# Data to examine
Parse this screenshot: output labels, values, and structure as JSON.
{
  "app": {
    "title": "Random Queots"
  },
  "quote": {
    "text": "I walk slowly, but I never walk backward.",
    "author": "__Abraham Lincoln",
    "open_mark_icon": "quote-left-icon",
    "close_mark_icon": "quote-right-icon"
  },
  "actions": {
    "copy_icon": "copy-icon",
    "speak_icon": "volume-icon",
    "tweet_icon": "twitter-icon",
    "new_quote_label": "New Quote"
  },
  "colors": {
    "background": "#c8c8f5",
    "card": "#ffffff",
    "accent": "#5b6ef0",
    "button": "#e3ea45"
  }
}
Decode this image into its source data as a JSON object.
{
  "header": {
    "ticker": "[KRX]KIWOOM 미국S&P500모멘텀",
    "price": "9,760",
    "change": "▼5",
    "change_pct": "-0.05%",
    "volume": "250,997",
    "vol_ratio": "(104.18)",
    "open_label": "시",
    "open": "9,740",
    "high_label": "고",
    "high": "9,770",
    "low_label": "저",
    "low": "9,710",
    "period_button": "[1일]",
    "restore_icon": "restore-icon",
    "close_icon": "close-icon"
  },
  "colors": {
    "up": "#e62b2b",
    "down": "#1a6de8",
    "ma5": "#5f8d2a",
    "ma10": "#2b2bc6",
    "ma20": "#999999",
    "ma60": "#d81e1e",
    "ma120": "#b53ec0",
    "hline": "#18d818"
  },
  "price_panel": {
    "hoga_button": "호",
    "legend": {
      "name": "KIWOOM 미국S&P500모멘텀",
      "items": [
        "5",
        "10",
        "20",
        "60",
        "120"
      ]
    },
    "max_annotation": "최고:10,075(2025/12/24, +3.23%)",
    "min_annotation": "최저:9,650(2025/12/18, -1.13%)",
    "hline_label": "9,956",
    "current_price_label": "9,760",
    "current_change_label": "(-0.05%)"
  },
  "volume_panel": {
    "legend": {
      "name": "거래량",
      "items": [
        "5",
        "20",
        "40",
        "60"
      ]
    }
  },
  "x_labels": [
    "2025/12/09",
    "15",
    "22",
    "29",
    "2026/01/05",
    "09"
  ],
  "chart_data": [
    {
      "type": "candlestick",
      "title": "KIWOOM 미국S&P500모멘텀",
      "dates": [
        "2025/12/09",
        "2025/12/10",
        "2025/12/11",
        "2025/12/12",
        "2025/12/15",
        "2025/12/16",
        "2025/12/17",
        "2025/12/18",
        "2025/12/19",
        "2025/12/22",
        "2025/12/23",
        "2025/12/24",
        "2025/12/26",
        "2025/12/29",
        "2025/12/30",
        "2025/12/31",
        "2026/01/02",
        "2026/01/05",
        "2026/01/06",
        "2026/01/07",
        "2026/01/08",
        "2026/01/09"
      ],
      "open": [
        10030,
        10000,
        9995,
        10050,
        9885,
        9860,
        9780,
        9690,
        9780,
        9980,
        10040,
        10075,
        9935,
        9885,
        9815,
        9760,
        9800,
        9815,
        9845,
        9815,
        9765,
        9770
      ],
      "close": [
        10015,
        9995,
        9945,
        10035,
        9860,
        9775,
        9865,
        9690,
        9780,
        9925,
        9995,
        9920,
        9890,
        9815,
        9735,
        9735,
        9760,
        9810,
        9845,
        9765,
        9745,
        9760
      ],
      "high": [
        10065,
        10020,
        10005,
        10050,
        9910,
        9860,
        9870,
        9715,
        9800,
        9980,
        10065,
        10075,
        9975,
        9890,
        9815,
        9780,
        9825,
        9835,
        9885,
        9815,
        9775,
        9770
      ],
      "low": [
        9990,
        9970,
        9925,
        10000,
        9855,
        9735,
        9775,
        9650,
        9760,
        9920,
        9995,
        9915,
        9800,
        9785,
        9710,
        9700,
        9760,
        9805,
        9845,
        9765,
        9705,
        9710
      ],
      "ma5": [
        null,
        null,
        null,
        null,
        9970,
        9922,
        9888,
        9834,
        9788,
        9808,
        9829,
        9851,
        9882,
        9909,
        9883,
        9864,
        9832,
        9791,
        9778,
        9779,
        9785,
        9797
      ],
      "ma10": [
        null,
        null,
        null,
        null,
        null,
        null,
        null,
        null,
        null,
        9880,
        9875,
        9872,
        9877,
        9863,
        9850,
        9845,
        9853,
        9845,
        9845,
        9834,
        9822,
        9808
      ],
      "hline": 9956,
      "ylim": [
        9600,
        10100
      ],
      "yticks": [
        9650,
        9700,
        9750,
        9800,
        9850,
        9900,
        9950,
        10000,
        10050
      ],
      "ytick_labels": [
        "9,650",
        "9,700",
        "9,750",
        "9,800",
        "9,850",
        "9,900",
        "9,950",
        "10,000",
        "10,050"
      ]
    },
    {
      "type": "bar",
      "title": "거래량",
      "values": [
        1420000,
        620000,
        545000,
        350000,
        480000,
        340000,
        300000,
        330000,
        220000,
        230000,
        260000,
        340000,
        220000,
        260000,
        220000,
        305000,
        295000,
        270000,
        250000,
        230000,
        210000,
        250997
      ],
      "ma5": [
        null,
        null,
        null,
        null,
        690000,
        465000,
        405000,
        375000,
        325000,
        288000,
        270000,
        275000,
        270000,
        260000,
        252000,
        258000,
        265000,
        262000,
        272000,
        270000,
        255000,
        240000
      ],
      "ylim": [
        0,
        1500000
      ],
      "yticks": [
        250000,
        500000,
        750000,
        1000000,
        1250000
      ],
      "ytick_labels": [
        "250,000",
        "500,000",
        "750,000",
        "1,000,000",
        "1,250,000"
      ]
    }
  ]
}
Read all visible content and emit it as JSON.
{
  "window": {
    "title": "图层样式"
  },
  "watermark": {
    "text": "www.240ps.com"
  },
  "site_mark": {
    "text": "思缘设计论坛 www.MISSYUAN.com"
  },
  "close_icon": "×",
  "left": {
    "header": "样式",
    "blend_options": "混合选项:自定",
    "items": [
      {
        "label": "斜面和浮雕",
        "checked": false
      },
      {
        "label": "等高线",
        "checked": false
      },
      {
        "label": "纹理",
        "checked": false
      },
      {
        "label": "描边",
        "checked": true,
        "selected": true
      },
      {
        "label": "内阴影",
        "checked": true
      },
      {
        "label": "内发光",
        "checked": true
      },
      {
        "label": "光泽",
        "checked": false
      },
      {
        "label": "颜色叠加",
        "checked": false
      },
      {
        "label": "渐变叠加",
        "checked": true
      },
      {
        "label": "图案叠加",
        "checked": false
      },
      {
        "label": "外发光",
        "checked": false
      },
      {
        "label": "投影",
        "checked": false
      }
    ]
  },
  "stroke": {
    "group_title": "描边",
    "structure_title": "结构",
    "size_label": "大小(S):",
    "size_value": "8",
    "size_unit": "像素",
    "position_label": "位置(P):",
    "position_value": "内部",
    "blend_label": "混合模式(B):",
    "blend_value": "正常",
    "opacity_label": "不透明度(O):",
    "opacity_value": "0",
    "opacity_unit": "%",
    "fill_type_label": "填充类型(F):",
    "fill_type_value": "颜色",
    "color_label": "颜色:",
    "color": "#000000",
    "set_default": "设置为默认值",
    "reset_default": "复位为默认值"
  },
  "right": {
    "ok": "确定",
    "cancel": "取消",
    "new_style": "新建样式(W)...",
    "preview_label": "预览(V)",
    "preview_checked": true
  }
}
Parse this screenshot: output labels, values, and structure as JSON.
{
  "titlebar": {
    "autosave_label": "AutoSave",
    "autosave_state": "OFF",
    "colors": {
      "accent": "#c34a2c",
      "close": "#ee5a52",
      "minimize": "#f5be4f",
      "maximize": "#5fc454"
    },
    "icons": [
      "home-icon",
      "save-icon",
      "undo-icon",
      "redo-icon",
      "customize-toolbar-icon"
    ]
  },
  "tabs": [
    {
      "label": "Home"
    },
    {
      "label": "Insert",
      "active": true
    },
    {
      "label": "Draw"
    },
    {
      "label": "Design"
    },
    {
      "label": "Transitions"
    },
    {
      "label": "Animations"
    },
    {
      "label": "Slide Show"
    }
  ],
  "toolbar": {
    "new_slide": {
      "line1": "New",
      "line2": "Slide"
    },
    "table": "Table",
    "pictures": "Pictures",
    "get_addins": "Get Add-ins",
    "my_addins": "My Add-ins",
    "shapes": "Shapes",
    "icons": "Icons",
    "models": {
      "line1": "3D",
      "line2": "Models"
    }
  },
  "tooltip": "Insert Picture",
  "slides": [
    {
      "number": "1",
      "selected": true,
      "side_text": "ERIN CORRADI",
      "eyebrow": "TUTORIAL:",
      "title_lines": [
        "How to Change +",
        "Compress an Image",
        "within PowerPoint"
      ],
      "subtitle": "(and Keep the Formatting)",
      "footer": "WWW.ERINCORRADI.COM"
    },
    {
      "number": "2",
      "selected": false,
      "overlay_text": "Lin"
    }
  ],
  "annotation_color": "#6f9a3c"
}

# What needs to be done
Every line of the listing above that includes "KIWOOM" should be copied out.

# Task response
    "ticker": "[KRX]KIWOOM 미국S&P500모멘텀",
      "name": "KIWOOM 미국S&P500모멘텀",
      "title": "KIWOOM 미국S&P500모멘텀",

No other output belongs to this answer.